- Increased risk of stroke
- Increased risk of liver disease
The longer, and the more you drink, the more likely you are to deal with these side effects and consequences of regular drinking. Not everyone who drinks will have these consequences, but the risk of each side effect increases the more and longer you drink.
It’s important to remember that these are the consequences of long-term use. It’s also important that your risk of these consequences decreases almost as soon as you stop drinking.
Treatment Options If You Don’t Know How To Stop Drinking Alcohol
If you’re ready to stop drinking alcohol, but are having a hard time with it or don’t know how to stop drinking alcohol, you should know that there are treatments for you.
It’s not a weakness to seek help with alcohol use disorder. On the contrary, recognizing that you need outside support and help with your alcohol use disorder is a sign of strength.
Next, consider talking with your primary care doctor about your alcohol use, and ask about local resources that can help. There are many options out there, but finding the best local resources on your own can be a challenge.
Consider trying different resources and support systems. No system is right for everyone, so it’s important to be open to finding the combination that works for you.
If you’re serious about wanting to stop drinking, especially if you’ve tried and failed before, or know that you need more support during this transition, consider going to a residential treatment center for more support through detox, withdrawal, and healthier recovery coping mechanisms.
Do you think that a residential treatment center might be right for you? Reach out a premier treatment center to learn more about our comprehensive treatment programs, how they work, and what intake and enrollment are like. We can help you return to a happier, healthier life with the addiction treatment and support you deserve.
- Eric Patterson. What Are the Immediate and Long-Term Health Benefits After You Stop Drinking Alcohol?. Goodrx.com. Published December 22, 2021. Accessed September 1, 2022. https://www.goodrx.com/conditions/substance-use-disorder/what-happens-when-you-stop-drinking
- Adam Feldman. What Are The Symptoms Of Addiction? MedicalNewsToday.com. Published October 26, 2018. Accessed September 1, 2022. https://www.medicalnewstoday.com/articles/323459#psychological-symptoms

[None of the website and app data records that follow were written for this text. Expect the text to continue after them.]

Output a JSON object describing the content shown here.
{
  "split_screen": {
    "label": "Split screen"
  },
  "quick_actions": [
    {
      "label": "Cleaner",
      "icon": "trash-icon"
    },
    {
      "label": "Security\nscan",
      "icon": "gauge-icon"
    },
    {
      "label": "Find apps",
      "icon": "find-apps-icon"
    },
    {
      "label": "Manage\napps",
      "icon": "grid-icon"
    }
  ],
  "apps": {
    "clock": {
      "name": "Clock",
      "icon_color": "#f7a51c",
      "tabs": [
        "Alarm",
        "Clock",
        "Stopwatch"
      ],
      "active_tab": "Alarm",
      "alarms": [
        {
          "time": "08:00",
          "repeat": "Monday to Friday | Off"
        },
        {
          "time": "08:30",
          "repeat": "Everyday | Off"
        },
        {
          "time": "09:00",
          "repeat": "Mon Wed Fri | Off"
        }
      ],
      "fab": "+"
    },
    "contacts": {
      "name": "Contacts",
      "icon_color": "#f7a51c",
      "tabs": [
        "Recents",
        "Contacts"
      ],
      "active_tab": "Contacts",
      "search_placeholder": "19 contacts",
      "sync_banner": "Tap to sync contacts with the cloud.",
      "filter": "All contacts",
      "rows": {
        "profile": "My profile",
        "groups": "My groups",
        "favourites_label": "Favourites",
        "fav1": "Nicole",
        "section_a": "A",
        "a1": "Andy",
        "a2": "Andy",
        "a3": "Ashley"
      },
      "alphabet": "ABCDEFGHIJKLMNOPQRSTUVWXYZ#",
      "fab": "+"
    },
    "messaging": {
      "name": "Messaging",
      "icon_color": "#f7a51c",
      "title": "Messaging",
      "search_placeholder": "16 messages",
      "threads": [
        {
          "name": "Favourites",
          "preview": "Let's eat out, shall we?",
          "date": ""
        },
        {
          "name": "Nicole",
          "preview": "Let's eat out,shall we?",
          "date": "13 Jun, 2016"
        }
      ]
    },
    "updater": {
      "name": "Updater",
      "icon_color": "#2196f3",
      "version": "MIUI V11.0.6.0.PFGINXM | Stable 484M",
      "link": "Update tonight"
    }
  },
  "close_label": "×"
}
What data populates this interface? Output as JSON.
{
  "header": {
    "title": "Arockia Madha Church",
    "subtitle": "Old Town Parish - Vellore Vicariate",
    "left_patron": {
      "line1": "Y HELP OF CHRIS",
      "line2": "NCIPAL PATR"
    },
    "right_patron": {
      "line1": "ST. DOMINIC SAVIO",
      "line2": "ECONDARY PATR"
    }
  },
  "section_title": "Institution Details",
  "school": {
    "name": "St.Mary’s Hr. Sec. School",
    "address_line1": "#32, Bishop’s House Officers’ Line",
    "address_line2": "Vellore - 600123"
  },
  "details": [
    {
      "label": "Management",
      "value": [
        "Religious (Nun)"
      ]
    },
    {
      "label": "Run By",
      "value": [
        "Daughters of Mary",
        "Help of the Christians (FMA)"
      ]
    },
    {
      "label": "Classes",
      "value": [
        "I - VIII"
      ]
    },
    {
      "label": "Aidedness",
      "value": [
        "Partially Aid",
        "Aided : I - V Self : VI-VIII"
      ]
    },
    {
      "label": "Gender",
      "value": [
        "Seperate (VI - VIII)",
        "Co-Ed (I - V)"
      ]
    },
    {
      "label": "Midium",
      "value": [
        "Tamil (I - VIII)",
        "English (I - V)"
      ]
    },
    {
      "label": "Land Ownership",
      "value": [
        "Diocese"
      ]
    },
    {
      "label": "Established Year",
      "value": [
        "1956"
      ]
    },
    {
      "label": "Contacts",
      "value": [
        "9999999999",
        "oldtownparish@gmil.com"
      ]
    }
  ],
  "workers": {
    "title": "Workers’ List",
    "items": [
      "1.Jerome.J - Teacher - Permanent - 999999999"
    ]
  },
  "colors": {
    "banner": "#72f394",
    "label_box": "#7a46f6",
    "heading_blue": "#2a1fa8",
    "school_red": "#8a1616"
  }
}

- CDC. Alcohol Use and Your Health. CDC.gov. Published April 14, 2022. Accessed September, 2022. https://www.cdc.gov/alcohol/fact-sheets/alcohol-use.htm